Thanks to Matthew Ingram of GigaOm for transparency and the work compiling a debate conducted via Twitter about news stories offering links to source material. That news stories should provide links is a given for many, like Matthew, but it’s not a universal view. I think it’s the ideal (as Matthew writes, doing readers a service “by making stories as complete as possible and by providing them with links to further information instead of making them hunt through Google for it” — which also makes sure they don’t find misinformation via Google), but I struggle, given the limitations of the content-management systems I’m familiar with, with the idea of where in the process the links get inserted and by whom, especially if it’s to be the norm for all staff-generated stories. The Web “staff” at most news sites are not enough to handle the volume, and as noted by Patrick LaForge in the Twitter debate, it doesn’t fit neatly into the reporting and writing process. Which is probably how we arrive at the current state of affairs: Stories deemed to be important and of high reader interest get the attention needed to build the Web extras, including links to outside material, but the typical story is linkless. (Another job for the robots?)

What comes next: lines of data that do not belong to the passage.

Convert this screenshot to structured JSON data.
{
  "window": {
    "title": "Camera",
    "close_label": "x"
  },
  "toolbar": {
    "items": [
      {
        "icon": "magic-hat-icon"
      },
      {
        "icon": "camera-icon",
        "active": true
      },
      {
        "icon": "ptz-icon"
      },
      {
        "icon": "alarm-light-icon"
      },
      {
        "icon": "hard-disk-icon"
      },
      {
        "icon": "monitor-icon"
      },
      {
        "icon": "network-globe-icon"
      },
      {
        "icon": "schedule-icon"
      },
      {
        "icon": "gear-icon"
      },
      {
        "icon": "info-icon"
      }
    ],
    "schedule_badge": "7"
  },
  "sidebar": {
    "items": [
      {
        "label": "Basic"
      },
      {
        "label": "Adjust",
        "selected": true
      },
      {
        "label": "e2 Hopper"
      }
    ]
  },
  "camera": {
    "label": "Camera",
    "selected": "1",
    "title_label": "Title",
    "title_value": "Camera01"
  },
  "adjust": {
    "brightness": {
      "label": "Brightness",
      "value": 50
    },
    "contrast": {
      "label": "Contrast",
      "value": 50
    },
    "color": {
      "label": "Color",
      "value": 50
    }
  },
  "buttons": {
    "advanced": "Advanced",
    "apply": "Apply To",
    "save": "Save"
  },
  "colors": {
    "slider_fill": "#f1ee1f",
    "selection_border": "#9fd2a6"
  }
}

5/20/2011 UPDATE: More on this subject, from Publish2.
5/21/2011 UPDATE: I confess I am still catching up on much of the online debate on this topic (more here, with good discussion in comments) and have no idea yet what initially brought this boiling back up as a major topic this week. It seems to me that, while it might be helpful as Scott Karp at Publish2 suggests to adopt technology that favors Web-first publication and easy importing of that work into a print editorial system, and while those such as Doc Searls are correct in saying there remains some (ever declining, in my experience) curmudgeon resistance to the idea of linking out, the larger problem is trying to turn the Titanic. A daily newspaper of any size, especially if it is part of a larger integrated media company, simply has so many moving parts (human, mechanical and technological) that we all might recognize exactly what we wish we could do, but it’s like being in the left lane of the expressway at rush hour when you realize, as your passengers give you instructions on five separate topics, that there’s an exit just ahead that would take you to a much better route home. It’s a direct descendant of the much older issue that used to be the big eternal issue occupying newsrooms, which is balancing the desire for really excellent writing against the need to meet deadline (a saying I always heard goes something like, “Good writing is a fine thing, but we have a newspaper to put out”).